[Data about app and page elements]
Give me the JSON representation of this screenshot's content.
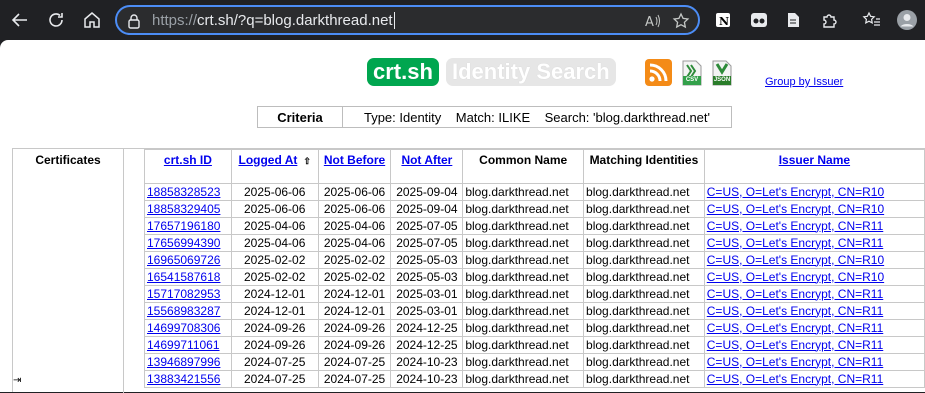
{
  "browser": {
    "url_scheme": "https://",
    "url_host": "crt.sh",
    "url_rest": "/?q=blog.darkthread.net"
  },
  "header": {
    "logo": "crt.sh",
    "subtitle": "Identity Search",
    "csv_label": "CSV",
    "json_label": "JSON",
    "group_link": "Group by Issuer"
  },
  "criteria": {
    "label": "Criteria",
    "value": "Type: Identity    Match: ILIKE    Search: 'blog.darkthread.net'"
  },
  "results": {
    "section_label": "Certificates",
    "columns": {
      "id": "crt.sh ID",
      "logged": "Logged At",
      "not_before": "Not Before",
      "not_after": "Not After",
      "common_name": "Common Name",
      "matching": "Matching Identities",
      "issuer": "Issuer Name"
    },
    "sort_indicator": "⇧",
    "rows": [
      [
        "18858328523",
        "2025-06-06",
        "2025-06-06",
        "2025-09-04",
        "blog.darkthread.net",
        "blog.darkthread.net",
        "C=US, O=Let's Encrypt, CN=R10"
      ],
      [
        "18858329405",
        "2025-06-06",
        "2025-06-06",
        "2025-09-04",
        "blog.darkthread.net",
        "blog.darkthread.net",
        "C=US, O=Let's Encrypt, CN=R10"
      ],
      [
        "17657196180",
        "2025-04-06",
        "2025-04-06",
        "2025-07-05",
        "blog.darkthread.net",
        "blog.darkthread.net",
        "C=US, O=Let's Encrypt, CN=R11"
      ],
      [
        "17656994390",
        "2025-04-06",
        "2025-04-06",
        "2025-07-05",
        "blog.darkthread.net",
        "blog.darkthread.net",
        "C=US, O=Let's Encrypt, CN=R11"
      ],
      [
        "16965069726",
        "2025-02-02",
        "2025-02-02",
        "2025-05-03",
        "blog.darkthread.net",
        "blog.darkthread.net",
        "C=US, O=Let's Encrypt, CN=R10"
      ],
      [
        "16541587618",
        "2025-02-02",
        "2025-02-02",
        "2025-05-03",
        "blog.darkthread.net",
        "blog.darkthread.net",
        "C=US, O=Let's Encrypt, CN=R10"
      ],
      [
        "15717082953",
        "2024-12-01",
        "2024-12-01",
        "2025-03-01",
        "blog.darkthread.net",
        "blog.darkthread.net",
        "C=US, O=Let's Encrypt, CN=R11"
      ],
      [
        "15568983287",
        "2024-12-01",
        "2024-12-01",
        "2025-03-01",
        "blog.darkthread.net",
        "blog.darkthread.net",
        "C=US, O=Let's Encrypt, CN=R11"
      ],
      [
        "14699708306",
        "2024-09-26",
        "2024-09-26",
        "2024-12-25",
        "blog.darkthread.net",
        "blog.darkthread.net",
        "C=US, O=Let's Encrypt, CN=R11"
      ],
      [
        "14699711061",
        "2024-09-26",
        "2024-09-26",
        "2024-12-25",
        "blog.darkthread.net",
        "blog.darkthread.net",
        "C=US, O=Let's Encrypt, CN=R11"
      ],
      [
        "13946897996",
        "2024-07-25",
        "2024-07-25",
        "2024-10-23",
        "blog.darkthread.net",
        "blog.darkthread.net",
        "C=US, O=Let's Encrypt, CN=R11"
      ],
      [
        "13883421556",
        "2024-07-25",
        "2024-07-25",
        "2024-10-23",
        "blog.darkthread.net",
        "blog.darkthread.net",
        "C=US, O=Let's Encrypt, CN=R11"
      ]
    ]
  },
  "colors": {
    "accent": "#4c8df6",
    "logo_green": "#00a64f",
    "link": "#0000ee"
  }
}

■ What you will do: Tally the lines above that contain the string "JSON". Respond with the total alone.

■ Response to the exercise: 2